The constellations are artifacts of visual pattern recognition, many dating back to antiquity.
As the stars are distributed unevenly, naturally some constellations are larger than others.
Ptolemy catalogued 48 of them around 150 CE.
The other 40 were added between 1596 and 1763, either to cover the far southern sky or to fill gaps between the older figures.
Ian Ridpath gives a comprehensive history in Star Tales.
The modern constellation boundaries were standardized in the 1920s by an IAU committee led by Eugène Delporte.
Their goals were to assign each square degree of sky unambiguously to one constellation, to be consistent with scientific literature already published, and to preserve the traditional figures where possible.
Equal size wasn't on the agenda.
The boundaries align with the equatorial grid as of 1875:
The zodiac of 12 equal parts was invented by the Babylonians around 400 BCE and later refined by Ptolemy.
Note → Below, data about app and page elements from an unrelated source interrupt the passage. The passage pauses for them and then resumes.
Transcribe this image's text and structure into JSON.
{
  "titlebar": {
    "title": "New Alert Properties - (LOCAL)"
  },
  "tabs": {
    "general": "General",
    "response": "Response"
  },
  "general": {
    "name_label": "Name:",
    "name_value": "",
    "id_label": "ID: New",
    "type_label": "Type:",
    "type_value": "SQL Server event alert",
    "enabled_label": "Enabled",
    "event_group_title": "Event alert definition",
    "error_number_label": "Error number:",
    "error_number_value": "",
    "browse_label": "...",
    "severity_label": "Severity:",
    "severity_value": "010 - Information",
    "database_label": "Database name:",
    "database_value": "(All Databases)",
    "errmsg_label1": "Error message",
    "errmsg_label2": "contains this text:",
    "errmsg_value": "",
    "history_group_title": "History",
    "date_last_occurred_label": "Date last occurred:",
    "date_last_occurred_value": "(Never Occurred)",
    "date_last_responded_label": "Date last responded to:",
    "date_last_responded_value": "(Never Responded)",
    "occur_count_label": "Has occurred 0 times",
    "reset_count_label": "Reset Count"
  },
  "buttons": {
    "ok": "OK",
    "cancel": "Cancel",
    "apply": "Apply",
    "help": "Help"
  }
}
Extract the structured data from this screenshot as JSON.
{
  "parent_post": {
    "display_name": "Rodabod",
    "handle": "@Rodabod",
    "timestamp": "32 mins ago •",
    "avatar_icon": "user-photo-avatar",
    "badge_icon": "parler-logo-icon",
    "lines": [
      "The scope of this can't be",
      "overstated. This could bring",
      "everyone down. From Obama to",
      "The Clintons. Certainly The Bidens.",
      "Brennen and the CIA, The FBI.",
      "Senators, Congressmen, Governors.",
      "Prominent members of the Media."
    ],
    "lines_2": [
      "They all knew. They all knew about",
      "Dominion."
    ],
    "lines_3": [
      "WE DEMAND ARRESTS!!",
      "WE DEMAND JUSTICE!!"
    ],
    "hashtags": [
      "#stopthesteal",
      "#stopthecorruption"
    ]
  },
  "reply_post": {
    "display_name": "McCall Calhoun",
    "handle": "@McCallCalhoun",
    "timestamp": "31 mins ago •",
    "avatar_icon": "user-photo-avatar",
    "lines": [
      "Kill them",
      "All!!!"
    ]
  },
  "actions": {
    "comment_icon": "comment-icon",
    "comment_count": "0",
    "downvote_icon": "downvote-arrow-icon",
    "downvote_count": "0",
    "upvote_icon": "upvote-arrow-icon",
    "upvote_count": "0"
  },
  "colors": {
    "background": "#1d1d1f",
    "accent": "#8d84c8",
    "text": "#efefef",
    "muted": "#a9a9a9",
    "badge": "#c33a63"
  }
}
Each sign corresponds to a box 30 degrees wide and about 20 degrees high.
It's important to distinguish between a constellation (a visual group of bright stars) and a sign (a uniform box along the ecliptic).
For example, Virgo the sign spans ecliptic longitudes 150$^\circ$ to 180$^\circ$, whereas Virgo the constellation is somewhat wider and farther east.
In Ptolemy's time the signs and constellations were not far apart:
Ptolemy defined the tropical zodiac in reference to the equinoxes and solstices; for example, the boundary between the signs of Gemini and Cancer lies at the June solstice, wherever that may be among the stars.
Consequently, precession makes the signs drift westward about 1.4$^\circ$ per century relative to the constellations.
In the present day, the zodiac is roughly one sign ahead of its constellations: